Catherine and Craig came to the studio with the wish to create a ring for Catherine that would combine personal symbols and colours reflecting their life together. We met many times over the next 7 months (!) but it was a very enjoyable and create process together. I hope you will enjoy it, as well!
After the initial meeting, I brought gem stones in on memo for Catherine to chose from. To be able to look at different shapes, sizes and colours is very helpful. The stones are just on loan from the gem dealer: the stones that are not suitable go back to the dealer, free of charge.
After selecting the ones that both Catherine and Craig liked, we start "playing" with them, move them around to see which goes well with the other and starting to create a rough design for the final product.
All through the process I make notes about sizes, costs, materials etc. This helps to keep an eye on budget and the design, especially in a longer project like this one.
Once the stones have been selected, I need to figure out dimensions of the ring. How wide will it be if we use all the stones selected? What is the clients tolerance for a wider ring. Will it look to big or not big enough.
Depending on the project, I do a lot of sketches. It's helpful to colour in gems to give the client a visual idea of the final piece.

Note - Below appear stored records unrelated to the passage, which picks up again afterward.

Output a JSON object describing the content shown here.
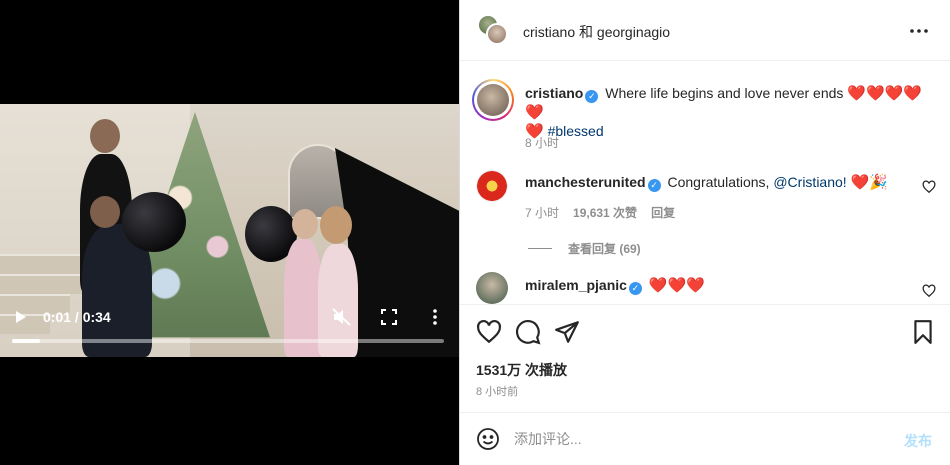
{
  "video": {
    "time": "0:01 / 0:34",
    "progress": 0.065,
    "icons": {
      "play": "play-icon",
      "mute": "volume-muted-icon",
      "fullscreen": "fullscreen-icon",
      "more": "more-vertical-icon"
    }
  },
  "header": {
    "title": "cristiano 和 georginagio",
    "more_icon": "more-horizontal-icon"
  },
  "caption": {
    "username": "cristiano",
    "text": "Where life begins and love never ends",
    "hearts": "❤️❤️❤️❤️❤️",
    "heart2": "❤️",
    "hashtag": "#blessed",
    "time": "8 小时"
  },
  "comments": [
    {
      "username": "manchesterunited",
      "text": "Congratulations,",
      "mention": "@Cristiano!",
      "emoji": "❤️🎉",
      "time": "7 小时",
      "likes": "19,631 次赞",
      "reply": "回复",
      "view_replies": "查看回复 (69)"
    },
    {
      "username": "miralem_pjanic",
      "emoji": "❤️❤️❤️"
    }
  ],
  "actions": {
    "views": "1531万 次播放",
    "time_ago": "8 小时前",
    "icons": [
      "heart-icon",
      "comment-icon",
      "share-icon",
      "bookmark-icon"
    ]
  },
  "add_comment": {
    "placeholder": "添加评论...",
    "post_label": "发布"
  },
  "colors": {
    "verified": "#3897f0",
    "heart": "#ed1d24",
    "link": "#00376b",
    "post_disabled": "#b2dffc"
  }
}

Catherine and Craig wanted a very floral design that also incorporated the Irish triquetra. They brought in a lot of different images and variations on it, something that is very helpful as designer.
Here is a photo of the more or less final design as a drawing. Stones and their placement are coloured in, widths at the front and back noted, and the one ornamentation as well. As detailed as the sketch is, once I move onto the 3D version, things quite often need to move or change a little. Just because it works in a 2D drawing is not a guarantee it will in 3D form.
From the drawing I make a wax of the piece. This serves both as the wax that will be cast in the lost wax method (no moulds, no copies) and as chance for the client to see what it will look like. The wax is brittle an can not be truly tried on the finger.
To make it even clearer for the client I can place the stones into the settings. At this point I cannot make changes to the wax so it is very important that drawings and conversations have made sure we all understand what the piece will look like.
Here is the ring, now cast in 18 k white gold. At this point I will file, sand, polish or texture the ring so the client can come in for a fitting and truly get a look at what the piece will be like when done.
Once I have made sure the ring is a good size, it's off to the stone setter! The goldsmith trade has a multitude of sub-trades: casters, engravers, wax carvers, CNC experts, and stone setters. Having all these talented masters of their craft available to me, makes it possible to pick the right person for a specific job. And then, finally, the ring is on Catherine's hand!
Here is the "beauty shot": A completely custom designed ring with green and burnt orange garnets set in 18 k white gold with both textured and polished details.